Quinta do Crasto is one of the important properties in the story of table wine in the Douro. The first table wines were made here in the mid-1990s under the direction of David Baverstock. Remarkably, we got to try a magnum of the first vintage, the 1994 Reserva. It was quite beautiful: it still had fruit, and tasted of the Douro.
We visited with winemaker Manuel Lobo de Vasconcellos and Miguel Roquette, whose family own Crasto. [Miguel is currently living in Sao Paolo, Brazil, where his wife is working as a TV presenter, but was visiting.] It was a gorgeous day, and the views were quite stunning.
Crasto now have 300 hectares of vines. 78 hectares are here at the Quinta, and there is a 114 hectare estate in the Douro Superior, too, as well as isolated parcels of vines elsewhere in the Cima Corgo.
The Reserva Old Vines is an important wine for Crasto and the Douro. Made in reasonable quantities (70-80 000 bottles), this wine has done very well in the USA, where it has helped put Douro table wines on the map.

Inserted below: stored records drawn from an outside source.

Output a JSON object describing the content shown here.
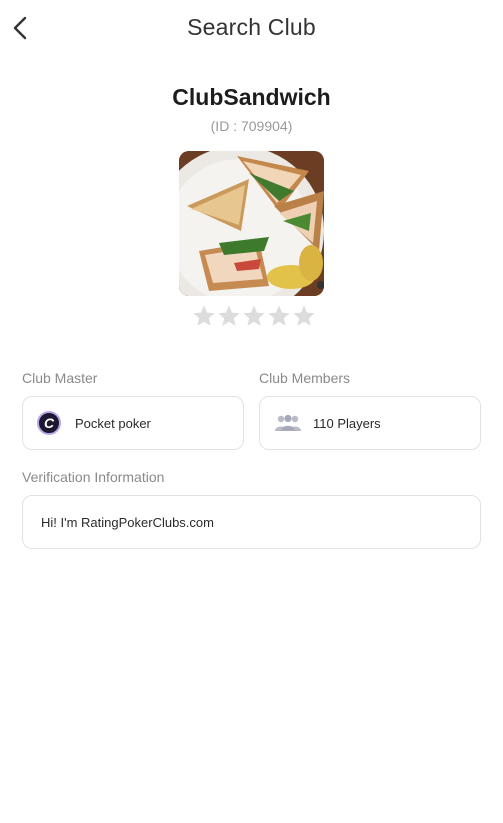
{
  "header": {
    "title": "Search Club",
    "back_icon": "chevron-left-icon"
  },
  "club": {
    "name": "ClubSandwich",
    "id_text": "(ID : 709904)",
    "rating_max": 5,
    "rating_value": 0
  },
  "master": {
    "label": "Club Master",
    "name": "Pocket poker",
    "logo_letter": "C"
  },
  "members": {
    "label": "Club Members",
    "count_text": "110 Players",
    "icon": "people-icon"
  },
  "verification": {
    "label": "Verification Information",
    "text": "Hi! I'm RatingPokerClubs.com"
  },
  "colors": {
    "border": "#e2e2e2",
    "muted": "#8a8a8a",
    "star": "#dcdcdc"
  }
}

The basic Crasto red is affordable and delicious, and is one of the wine world’s bargains. Crasto Superior, a notch above it in price, is also superb. The top quartet of wines are the varietal Touriga Nacional (very pretty, bold, modern and aromatic) and Tinta Roriz (begins life horribly oaky, but ages well), and the single vineyard Vinha da Ponte and Maria Teresa (these are exceptional, but now fiercely expensive, alas).